In the tiny village of Ardmore lies St. Declan’s church, well, and stone – all of which you’ll be hearing about in forthcoming sermons! Being there I experienced what Celtic Christians call a “thin place” – a place where the Presence of God is particularly palpable. It was indescribably wonderful, and emotionally very moving.
Where are your thin places? Where is God’s Presence amplified for you? Where do you really feel your faith in your bones? I hope you have many such places! My newest one is in Ardmore!
 Posted by at 2:08 pm
Jul 132016

After doing some touristy things on our first Dublin day we went to Evensong at St. Patrick’s Cathedral. The bulletin said “God has been worshipped here through the prayers and praises of countless generations.” Indeed! As the choir’s tones and the clergy’s readings reverberated and bounced around the space I imagined those notes and words intermingling and dancing with centuries of sound and that wondrous, sonorous spiritual synergy was bouncing into and around us making us part of the dance too. The sounds hung in the air ensuring that we could not miss sensing God’s Presence in that place…and savouring it.
What spiritual stuff is bouncing around you this summer? Are you noticing? Are you savouring?

 Posted by at 2:03 pm
Jul 052016

believeRecently, I attended an informal gathering of clergy that formed to ask ourselves one question: Do you believe in God? The reason we did this is because, in case you missed it, one of my ministry colleagues who self-identifies as an atheist recently claimed on a national news broadcast that over half of United Church ministers don’t believe in a “theistic, supernatural” God. In response, another of my ministry colleagues devised a survey to test that claim.

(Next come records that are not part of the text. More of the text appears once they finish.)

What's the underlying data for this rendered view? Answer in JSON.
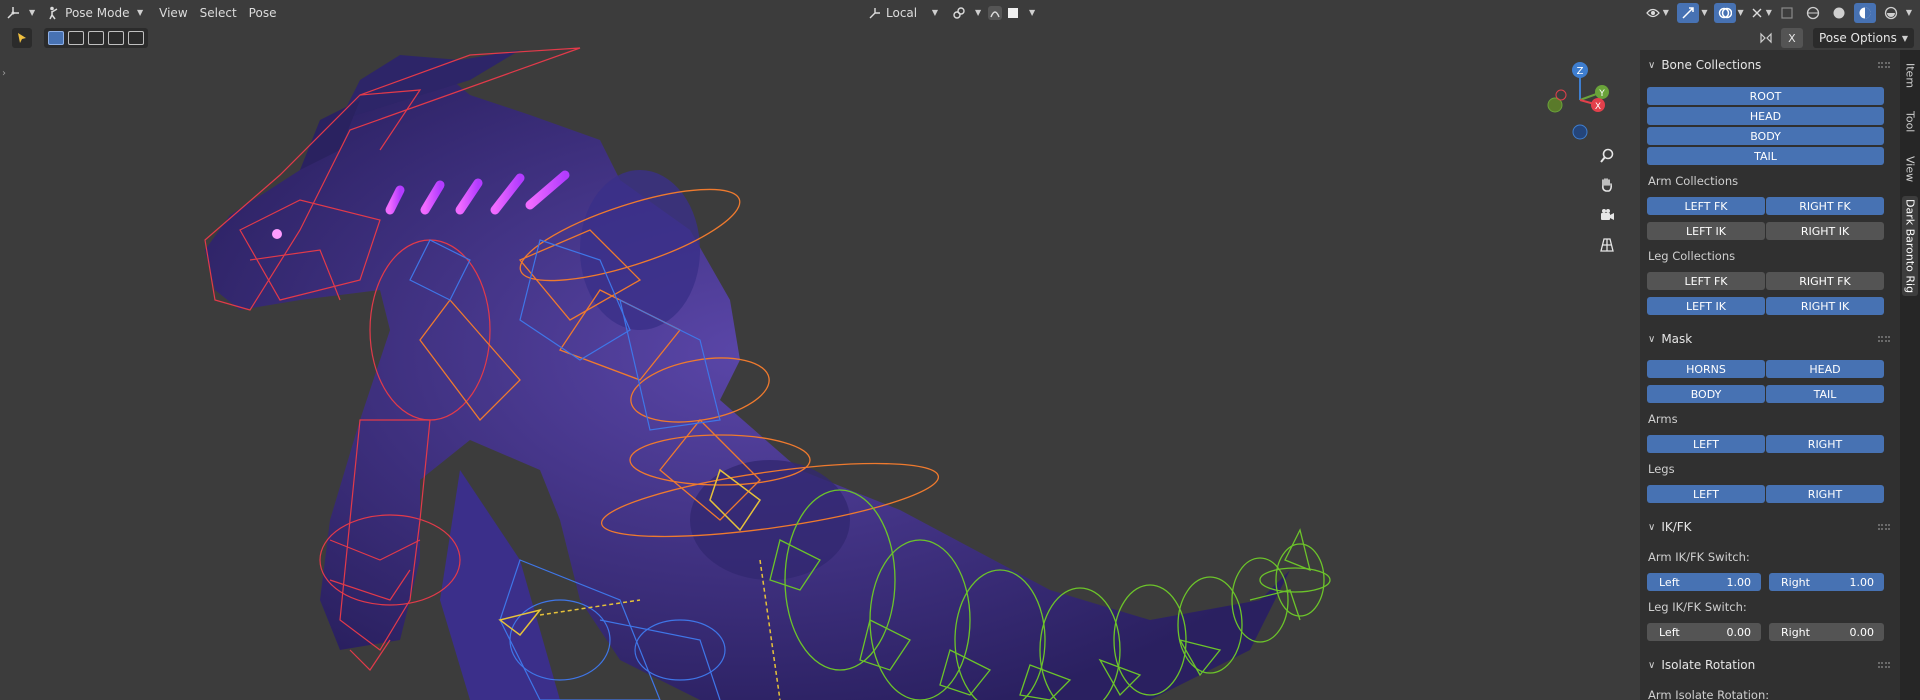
{
  "header": {
    "mode": "Pose Mode",
    "menus": [
      "View",
      "Select",
      "Pose"
    ],
    "transform_orientation": "Local",
    "pose_options": "Pose Options",
    "x_mirror": "X"
  },
  "icons": {
    "editor_type": "axes-icon",
    "mode": "pose-icon",
    "orientation": "orientation-icon",
    "snap": "link-icon",
    "proportional": "proportional-icon"
  },
  "gizmo": {
    "z": "Z",
    "y": "Y",
    "x": "X"
  },
  "tabs": [
    "Item",
    "Tool",
    "View",
    "Dark Baronto Rig"
  ],
  "sidebar": {
    "bone_collections": {
      "title": "Bone Collections",
      "main": [
        "ROOT",
        "HEAD",
        "BODY",
        "TAIL"
      ],
      "arm_label": "Arm Collections",
      "arm": [
        [
          "LEFT FK",
          "RIGHT FK"
        ],
        [
          "LEFT IK",
          "RIGHT IK"
        ]
      ],
      "leg_label": "Leg Collections",
      "leg": [
        [
          "LEFT FK",
          "RIGHT FK"
        ],
        [
          "LEFT IK",
          "RIGHT IK"
        ]
      ]
    },
    "mask": {
      "title": "Mask",
      "row1": [
        "HORNS",
        "HEAD"
      ],
      "row2": [
        "BODY",
        "TAIL"
      ],
      "arms_label": "Arms",
      "arms": [
        "LEFT",
        "RIGHT"
      ],
      "legs_label": "Legs",
      "legs": [
        "LEFT",
        "RIGHT"
      ]
    },
    "ikfk": {
      "title": "IK/FK",
      "arm_label": "Arm IK/FK Switch:",
      "arm_left": "Left",
      "arm_left_val": "1.00",
      "arm_right": "Right",
      "arm_right_val": "1.00",
      "leg_label": "Leg IK/FK Switch:",
      "leg_left": "Left",
      "leg_left_val": "0.00",
      "leg_right": "Right",
      "leg_right_val": "0.00"
    },
    "isolate": {
      "title": "Isolate Rotation",
      "arm_label": "Arm Isolate Rotation:"
    }
  },
  "colors": {
    "accent": "#4772b3",
    "button_off": "#545454",
    "panel": "#303030",
    "viewport": "#3c3c3c"
  }
}
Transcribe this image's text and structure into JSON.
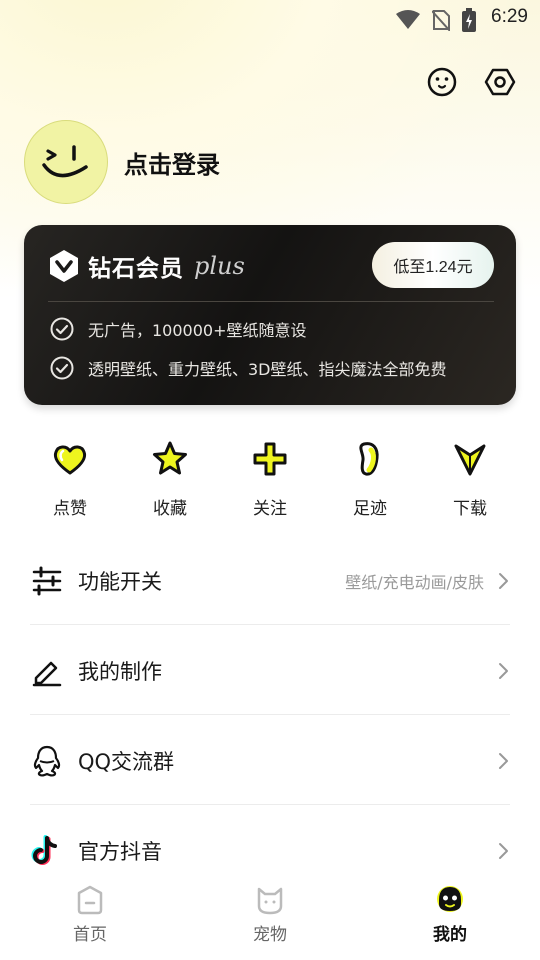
{
  "status": {
    "time": "6:29"
  },
  "profile": {
    "login": "点击登录"
  },
  "vip": {
    "title": "钻石会员",
    "plus": "plus",
    "button": "低至1.24元",
    "benefits": [
      "无广告，100000+壁纸随意设",
      "透明壁纸、重力壁纸、3D壁纸、指尖魔法全部免费"
    ]
  },
  "quick": [
    {
      "label": "点赞",
      "icon": "heart-icon"
    },
    {
      "label": "收藏",
      "icon": "star-icon"
    },
    {
      "label": "关注",
      "icon": "plus-icon"
    },
    {
      "label": "足迹",
      "icon": "footprint-icon"
    },
    {
      "label": "下载",
      "icon": "download-icon"
    }
  ],
  "menu": [
    {
      "label": "功能开关",
      "sub": "壁纸/充电动画/皮肤",
      "icon": "sliders-icon"
    },
    {
      "label": "我的制作",
      "sub": "",
      "icon": "pen-icon"
    },
    {
      "label": "QQ交流群",
      "sub": "",
      "icon": "qq-icon"
    },
    {
      "label": "官方抖音",
      "sub": "",
      "icon": "tiktok-icon"
    }
  ],
  "tabs": [
    {
      "label": "首页",
      "icon": "home-icon"
    },
    {
      "label": "宠物",
      "icon": "pet-icon"
    },
    {
      "label": "我的",
      "icon": "me-icon",
      "active": true
    }
  ],
  "colors": {
    "accent": "#e8f21c",
    "card": "#1a1918"
  }
}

Remarkably, over half of the currently serving ministers in our church responded (which in survey/statistics land is a very large sampling). The short answer is that we are not a godless bunch of heathens! Of those who responded 95% said they believed in God. (I wonder what the other 5% believe?)
But, (and yes, there’s always a but) the overwhelming message received was that it depends on what you mean by “God.”
Definitions matter.
A lot!

What does theistic mean?
What does supernatural mean?
What does interventionist mean?
What does atheist mean?

Can two people have a conversation and use the same words but mean something entirely different? Yes they can!
Does that mean we should stop talking? No, it means we should talk more, and more importantly listen more!

So we got together and shared with one another our understandings of God. We talked, we listened, we learned. I didn’t convince anyone that my way of seeing things was right, but that was never the point. The point was to engage in the dialogue. The point was to wrestle with images and ideas to help us grow.

I encourage you to join the conversation. Here’s how you should start.

Close your eyes, hold your palms open, take a couple of deep breaths, smile, and savour the moment. That is your definition of God! Putting it into words is pretty much impossible, but it is good to try. Be humble, be patient, and be gentle with one another in your conversations, because their words are just as inadequate as yours are. It isn’t easy to do, but it’s very important for our faith journeys. It has been said that people would rather talk about their sex lives or their finances than they would talk about God! Well, whatever gets the conversation started! 🙂

As you spend your summer resting, relaxing, and recreating spend some time pondering what you think about God, and be on the lookout for people to share with. We in the United Church have a reputation for being pretty quiet about God – so much so that some people think we don’t believe in much of anything. You and I know that’s not true. And it’s up to us to change the perception.

 Posted by at 10:40 am